- [Interface dataset entries]:

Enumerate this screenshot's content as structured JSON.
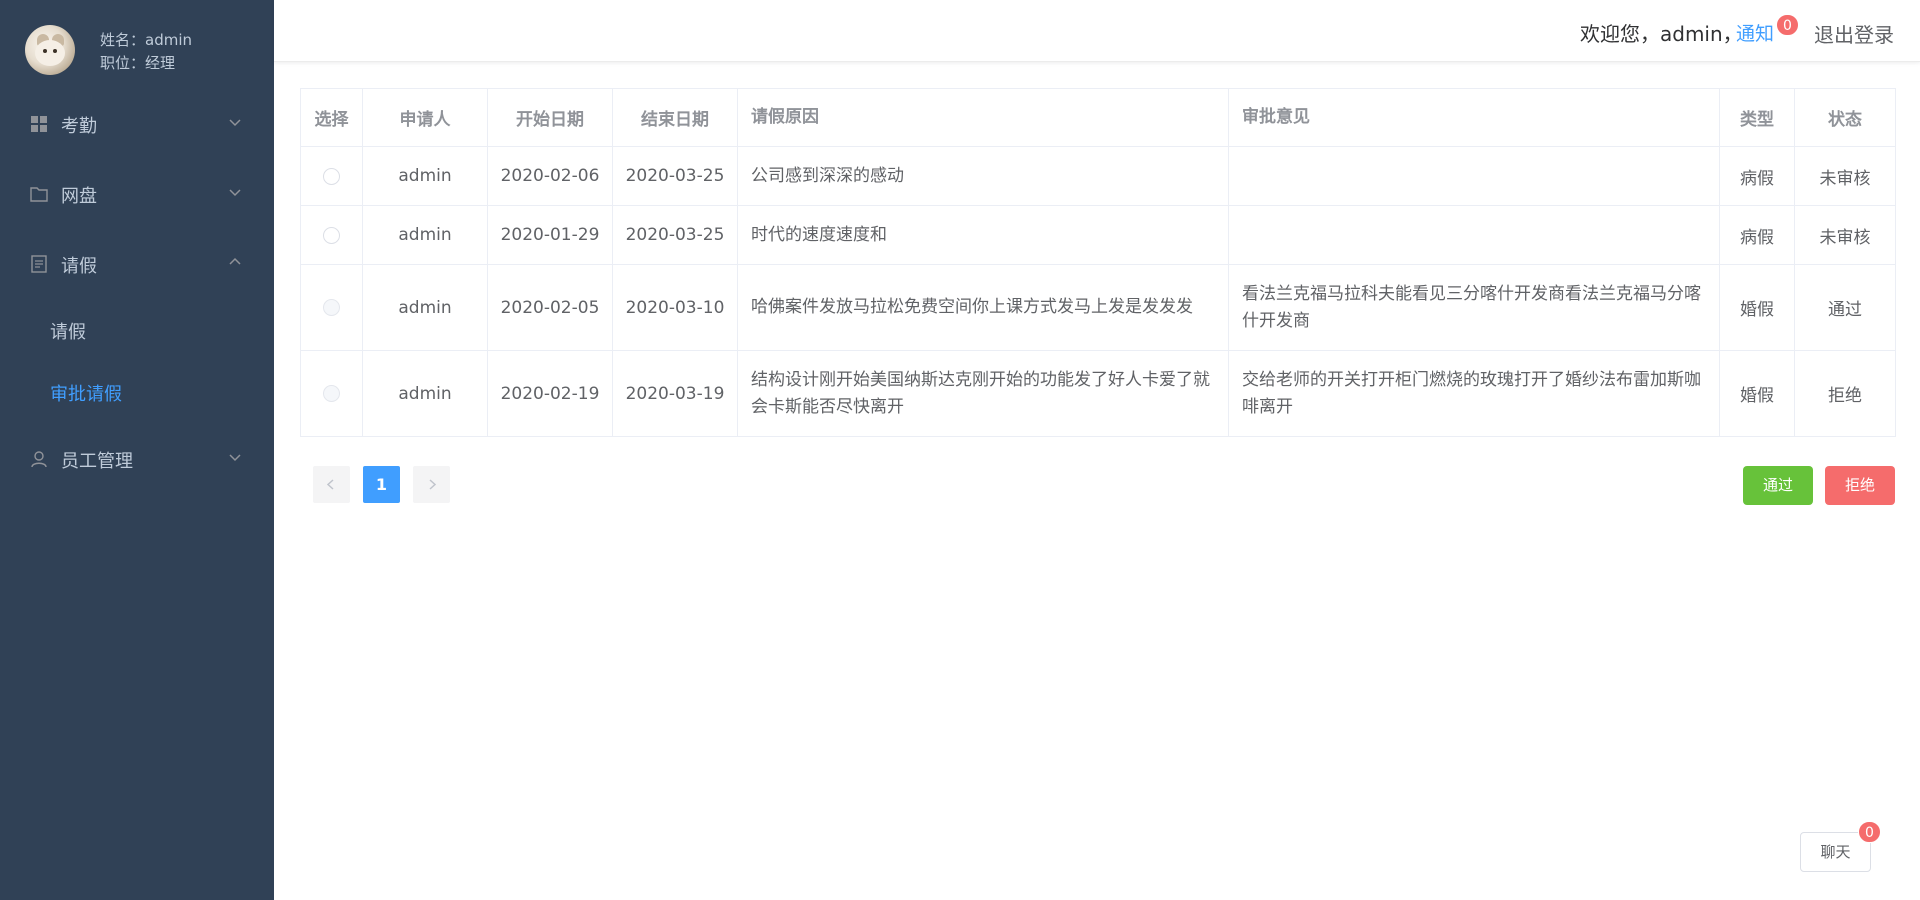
{
  "profile": {
    "name_line": "姓名：admin",
    "position_line": "职位：经理"
  },
  "sidebar": {
    "menus": [
      {
        "label": "考勤",
        "icon": "grid-icon",
        "expanded": false
      },
      {
        "label": "网盘",
        "icon": "folder-icon",
        "expanded": false
      },
      {
        "label": "请假",
        "icon": "document-icon",
        "expanded": true
      },
      {
        "label": "员工管理",
        "icon": "user-icon",
        "expanded": false
      }
    ],
    "leave_sub": [
      {
        "label": "请假",
        "active": false
      },
      {
        "label": "审批请假",
        "active": true
      }
    ]
  },
  "header": {
    "welcome": "欢迎您，admin，",
    "notify_label": "通知",
    "notify_count": "0",
    "logout_label": "退出登录"
  },
  "table": {
    "columns": [
      "选择",
      "申请人",
      "开始日期",
      "结束日期",
      "请假原因",
      "审批意见",
      "类型",
      "状态"
    ],
    "rows": [
      {
        "applicant": "admin",
        "start": "2020-02-06",
        "end": "2020-03-25",
        "reason": "公司感到深深的感动",
        "opinion": "",
        "type": "病假",
        "status": "未审核",
        "selectable": true
      },
      {
        "applicant": "admin",
        "start": "2020-01-29",
        "end": "2020-03-25",
        "reason": "时代的速度速度和",
        "opinion": "",
        "type": "病假",
        "status": "未审核",
        "selectable": true
      },
      {
        "applicant": "admin",
        "start": "2020-02-05",
        "end": "2020-03-10",
        "reason": "哈佛案件发放马拉松免费空间你上课方式发马上发是发发发",
        "opinion": "看法兰克福马拉科夫能看见三分喀什开发商看法兰克福马分喀什开发商",
        "type": "婚假",
        "status": "通过",
        "selectable": false
      },
      {
        "applicant": "admin",
        "start": "2020-02-19",
        "end": "2020-03-19",
        "reason": "结构设计刚开始美国纳斯达克刚开始的功能发了好人卡爱了就会卡斯能否尽快离开",
        "opinion": "交给老师的开关打开柜门燃烧的玫瑰打开了婚纱法布雷加斯咖啡离开",
        "type": "婚假",
        "status": "拒绝",
        "selectable": false
      }
    ]
  },
  "pagination": {
    "current_page": "1"
  },
  "actions": {
    "pass_label": "通过",
    "reject_label": "拒绝"
  },
  "chat": {
    "label": "聊天",
    "count": "0"
  },
  "colors": {
    "sidebar_bg": "#304156",
    "accent": "#409eff",
    "success": "#67c23a",
    "danger": "#f56c6c"
  }
}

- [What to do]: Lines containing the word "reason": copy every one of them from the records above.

- [Final answer]:
        "reason": "公司感到深深的感动",
        "reason": "时代的速度速度和",
        "reason": "哈佛案件发放马拉松免费空间你上课方式发马上发是发发发",
        "reason": "结构设计刚开始美国纳斯达克刚开始的功能发了好人卡爱了就会卡斯能否尽快离开",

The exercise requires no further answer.